Tomorrow: Track: ADT Center. 3pm. Come out! Bike racing+Air Conditioning? What more can anyone ask for? I'm racing 4/5s again, 'cause i'm a jerk.

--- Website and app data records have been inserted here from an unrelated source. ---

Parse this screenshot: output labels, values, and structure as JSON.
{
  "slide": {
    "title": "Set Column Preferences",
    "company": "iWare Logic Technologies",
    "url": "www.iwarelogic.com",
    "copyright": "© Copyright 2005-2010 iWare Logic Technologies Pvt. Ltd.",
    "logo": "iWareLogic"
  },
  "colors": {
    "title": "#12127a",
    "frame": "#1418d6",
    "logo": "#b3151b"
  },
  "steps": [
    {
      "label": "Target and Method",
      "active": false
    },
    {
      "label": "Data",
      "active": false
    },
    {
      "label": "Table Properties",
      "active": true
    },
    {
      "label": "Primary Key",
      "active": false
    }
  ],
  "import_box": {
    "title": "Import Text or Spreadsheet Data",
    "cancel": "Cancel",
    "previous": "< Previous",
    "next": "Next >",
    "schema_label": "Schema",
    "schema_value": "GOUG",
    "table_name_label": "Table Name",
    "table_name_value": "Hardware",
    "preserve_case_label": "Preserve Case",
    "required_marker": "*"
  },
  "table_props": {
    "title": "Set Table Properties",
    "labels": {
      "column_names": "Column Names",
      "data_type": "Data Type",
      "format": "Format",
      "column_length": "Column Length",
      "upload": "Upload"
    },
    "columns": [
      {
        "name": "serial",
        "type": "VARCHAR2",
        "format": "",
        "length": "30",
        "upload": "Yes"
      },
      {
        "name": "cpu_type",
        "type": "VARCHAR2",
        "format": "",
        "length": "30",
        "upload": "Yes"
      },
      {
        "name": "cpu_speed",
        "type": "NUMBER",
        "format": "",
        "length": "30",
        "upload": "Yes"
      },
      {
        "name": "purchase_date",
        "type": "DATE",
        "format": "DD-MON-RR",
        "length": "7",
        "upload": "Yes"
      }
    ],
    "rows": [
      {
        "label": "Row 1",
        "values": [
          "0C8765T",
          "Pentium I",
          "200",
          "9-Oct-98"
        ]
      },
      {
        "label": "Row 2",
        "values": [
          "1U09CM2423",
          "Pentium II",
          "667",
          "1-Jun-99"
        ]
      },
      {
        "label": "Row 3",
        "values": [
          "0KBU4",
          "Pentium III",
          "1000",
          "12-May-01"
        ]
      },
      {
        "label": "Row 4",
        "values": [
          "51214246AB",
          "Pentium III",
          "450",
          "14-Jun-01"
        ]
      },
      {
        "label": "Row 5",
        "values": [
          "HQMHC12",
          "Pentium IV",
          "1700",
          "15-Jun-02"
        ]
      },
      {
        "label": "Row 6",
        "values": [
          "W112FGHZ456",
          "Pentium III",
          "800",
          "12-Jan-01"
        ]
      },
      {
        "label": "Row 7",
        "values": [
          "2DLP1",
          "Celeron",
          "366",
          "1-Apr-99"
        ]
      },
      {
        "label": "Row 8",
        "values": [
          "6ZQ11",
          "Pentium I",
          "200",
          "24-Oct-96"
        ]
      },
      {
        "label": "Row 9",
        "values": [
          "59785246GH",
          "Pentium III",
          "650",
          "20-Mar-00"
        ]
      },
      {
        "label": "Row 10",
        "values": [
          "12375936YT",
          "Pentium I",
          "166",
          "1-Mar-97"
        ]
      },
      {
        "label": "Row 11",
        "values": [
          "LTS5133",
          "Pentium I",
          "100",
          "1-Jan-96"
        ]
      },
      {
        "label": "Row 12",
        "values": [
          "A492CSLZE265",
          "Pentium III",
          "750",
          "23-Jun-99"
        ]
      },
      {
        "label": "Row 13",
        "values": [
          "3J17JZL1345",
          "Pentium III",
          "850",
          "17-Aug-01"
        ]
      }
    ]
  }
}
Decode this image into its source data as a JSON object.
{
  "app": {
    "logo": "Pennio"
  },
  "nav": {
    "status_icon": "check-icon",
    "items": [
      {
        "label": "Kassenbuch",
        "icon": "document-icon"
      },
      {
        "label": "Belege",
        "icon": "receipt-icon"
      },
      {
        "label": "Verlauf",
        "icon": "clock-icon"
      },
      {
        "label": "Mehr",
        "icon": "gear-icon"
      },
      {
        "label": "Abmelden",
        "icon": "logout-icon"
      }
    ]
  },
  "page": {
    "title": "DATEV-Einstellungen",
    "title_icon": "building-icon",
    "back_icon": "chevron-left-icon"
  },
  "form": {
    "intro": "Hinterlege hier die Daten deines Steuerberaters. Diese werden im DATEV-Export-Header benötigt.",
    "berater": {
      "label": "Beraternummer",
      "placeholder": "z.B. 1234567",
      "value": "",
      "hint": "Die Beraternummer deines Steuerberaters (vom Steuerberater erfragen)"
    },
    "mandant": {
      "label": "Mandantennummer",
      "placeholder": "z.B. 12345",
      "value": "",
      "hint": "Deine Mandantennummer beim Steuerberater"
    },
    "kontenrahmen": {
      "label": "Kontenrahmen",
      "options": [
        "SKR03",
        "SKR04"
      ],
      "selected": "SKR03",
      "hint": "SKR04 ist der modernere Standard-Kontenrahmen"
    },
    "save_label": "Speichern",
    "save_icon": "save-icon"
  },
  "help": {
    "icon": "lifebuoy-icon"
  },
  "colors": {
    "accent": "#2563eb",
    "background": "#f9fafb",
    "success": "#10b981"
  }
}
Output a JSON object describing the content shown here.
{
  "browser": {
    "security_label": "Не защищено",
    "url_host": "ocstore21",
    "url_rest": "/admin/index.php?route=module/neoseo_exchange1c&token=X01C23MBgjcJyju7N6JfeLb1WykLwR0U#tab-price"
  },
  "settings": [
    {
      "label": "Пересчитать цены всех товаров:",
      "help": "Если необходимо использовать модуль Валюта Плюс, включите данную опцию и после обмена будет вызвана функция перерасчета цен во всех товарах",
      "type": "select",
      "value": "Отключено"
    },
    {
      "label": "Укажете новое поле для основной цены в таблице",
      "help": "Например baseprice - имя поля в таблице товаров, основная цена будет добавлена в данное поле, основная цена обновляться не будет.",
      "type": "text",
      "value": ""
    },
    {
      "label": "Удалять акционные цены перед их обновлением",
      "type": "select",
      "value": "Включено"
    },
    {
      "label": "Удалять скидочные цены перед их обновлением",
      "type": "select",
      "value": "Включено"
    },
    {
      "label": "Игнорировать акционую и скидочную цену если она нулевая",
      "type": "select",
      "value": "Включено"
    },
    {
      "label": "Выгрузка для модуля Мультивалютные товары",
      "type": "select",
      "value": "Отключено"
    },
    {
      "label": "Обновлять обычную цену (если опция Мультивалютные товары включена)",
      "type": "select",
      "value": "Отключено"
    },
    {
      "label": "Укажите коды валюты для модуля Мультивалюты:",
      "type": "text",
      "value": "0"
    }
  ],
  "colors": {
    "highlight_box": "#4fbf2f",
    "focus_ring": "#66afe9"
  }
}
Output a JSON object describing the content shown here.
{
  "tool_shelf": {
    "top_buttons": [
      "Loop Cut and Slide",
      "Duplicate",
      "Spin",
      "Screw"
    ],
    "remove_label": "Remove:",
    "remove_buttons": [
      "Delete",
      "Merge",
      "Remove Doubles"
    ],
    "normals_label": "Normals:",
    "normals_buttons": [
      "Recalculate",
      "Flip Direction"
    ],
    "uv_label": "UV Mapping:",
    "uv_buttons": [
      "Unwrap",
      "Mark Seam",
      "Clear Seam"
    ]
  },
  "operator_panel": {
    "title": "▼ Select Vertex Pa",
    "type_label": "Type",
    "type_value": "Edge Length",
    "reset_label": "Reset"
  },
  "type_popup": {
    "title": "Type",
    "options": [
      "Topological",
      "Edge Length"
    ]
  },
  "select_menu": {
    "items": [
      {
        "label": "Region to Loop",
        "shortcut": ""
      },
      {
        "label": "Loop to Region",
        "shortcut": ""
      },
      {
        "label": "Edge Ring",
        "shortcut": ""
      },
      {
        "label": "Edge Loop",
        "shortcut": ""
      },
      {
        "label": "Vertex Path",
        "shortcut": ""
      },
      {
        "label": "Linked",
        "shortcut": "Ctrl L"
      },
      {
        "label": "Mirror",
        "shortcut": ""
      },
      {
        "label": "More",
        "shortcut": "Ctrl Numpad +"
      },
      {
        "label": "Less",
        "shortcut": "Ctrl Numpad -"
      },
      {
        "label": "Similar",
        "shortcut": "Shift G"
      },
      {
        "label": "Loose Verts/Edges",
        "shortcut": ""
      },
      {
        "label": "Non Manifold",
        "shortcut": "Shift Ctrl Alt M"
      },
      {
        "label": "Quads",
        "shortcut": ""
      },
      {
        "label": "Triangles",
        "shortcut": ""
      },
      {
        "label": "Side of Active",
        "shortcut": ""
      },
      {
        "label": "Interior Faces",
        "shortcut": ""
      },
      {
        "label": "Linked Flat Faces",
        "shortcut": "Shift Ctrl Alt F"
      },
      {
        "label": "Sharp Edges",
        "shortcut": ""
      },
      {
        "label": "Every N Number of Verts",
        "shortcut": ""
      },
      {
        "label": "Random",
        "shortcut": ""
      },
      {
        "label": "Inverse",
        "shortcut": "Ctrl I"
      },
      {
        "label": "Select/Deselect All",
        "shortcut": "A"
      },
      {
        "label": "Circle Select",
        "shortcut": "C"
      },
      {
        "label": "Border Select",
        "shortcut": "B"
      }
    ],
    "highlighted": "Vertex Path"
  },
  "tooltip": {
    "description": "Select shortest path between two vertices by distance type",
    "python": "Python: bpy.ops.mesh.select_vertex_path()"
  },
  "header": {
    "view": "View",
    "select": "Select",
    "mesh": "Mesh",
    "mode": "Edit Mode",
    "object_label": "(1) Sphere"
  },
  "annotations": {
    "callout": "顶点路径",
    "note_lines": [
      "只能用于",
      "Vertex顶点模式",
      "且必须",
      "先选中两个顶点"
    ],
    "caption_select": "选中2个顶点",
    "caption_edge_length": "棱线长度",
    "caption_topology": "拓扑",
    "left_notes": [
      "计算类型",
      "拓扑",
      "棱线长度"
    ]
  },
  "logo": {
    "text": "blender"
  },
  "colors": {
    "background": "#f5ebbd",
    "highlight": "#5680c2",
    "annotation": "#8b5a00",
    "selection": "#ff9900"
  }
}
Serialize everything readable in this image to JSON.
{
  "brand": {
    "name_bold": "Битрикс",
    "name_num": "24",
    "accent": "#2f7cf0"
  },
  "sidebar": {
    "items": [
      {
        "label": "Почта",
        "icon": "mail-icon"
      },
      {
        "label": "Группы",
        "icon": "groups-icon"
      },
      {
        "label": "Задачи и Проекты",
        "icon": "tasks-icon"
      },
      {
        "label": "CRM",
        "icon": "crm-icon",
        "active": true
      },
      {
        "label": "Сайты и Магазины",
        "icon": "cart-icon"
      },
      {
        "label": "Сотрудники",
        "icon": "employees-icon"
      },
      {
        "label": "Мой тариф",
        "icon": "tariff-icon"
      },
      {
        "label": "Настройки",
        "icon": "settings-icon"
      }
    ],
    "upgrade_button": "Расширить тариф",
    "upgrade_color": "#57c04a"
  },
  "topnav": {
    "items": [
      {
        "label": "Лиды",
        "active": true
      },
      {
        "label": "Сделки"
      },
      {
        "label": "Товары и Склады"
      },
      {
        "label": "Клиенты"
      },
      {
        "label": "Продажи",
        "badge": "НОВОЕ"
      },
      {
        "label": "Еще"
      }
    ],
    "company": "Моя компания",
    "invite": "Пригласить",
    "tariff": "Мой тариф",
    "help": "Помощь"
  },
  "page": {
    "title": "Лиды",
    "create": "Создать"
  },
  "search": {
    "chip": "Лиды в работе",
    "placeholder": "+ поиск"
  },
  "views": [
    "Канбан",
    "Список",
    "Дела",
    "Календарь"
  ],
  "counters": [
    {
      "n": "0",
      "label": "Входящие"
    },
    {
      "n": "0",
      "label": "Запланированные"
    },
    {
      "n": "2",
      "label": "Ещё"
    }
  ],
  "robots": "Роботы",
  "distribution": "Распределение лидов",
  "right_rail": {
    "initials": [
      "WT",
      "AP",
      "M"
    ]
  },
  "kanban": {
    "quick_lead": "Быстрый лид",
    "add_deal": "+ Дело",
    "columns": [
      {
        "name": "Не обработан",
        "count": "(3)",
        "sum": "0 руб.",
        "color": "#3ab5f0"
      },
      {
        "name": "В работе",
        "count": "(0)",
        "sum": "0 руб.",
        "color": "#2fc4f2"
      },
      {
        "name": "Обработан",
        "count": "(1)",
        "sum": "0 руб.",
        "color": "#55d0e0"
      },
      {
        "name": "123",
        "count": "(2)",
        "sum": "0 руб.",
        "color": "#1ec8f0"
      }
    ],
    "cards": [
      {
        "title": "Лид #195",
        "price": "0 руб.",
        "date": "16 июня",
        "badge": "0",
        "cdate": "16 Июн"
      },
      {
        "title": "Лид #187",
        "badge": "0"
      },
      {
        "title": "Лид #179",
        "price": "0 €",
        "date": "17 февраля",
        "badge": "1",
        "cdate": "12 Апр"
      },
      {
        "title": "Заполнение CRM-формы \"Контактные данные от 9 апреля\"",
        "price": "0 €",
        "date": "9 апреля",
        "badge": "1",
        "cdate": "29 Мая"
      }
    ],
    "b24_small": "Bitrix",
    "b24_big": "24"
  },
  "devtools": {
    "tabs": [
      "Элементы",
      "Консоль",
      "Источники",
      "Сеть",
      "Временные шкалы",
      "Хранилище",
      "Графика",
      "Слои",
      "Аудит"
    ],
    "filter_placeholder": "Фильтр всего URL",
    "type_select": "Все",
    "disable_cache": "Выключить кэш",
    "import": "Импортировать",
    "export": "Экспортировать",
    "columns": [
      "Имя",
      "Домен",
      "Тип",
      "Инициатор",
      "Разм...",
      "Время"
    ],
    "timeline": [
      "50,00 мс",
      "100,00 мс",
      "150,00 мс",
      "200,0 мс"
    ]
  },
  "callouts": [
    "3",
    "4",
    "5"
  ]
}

And....a monumental victory and redemption for me in last night's $80 NHL2k6 tourney. I was undefeated throughout, and ended up playing my brother, Ari, in the final. The final game was the closest, but the others were mostly blowouts. Scores were [in order]: 4-2, 4-1, 10-1, 11-2, and 5-4. I was far from classy, however, and will admit to being a huge jerk after winning, but these are extenuating cannot be timid. In any regard. Hey, kinda like cycling. And most of you will laugh...but the whole bike racing thing (the field-sprinting aspect, mainly) really transfers well to this type of application: I feel no pressure or nerves or jittery in these situations. Bike racing naturally teaches you to do away with these feelings, because you cannot race proper if you're the least bit pressured, nervous, or jittery, even while railing it through the gutter of some gnarly turn 200 meters from the line. The tournament winnings will pay for some MUCH needed new cleats, race fees for the weekend, and most likely, a couple burrits.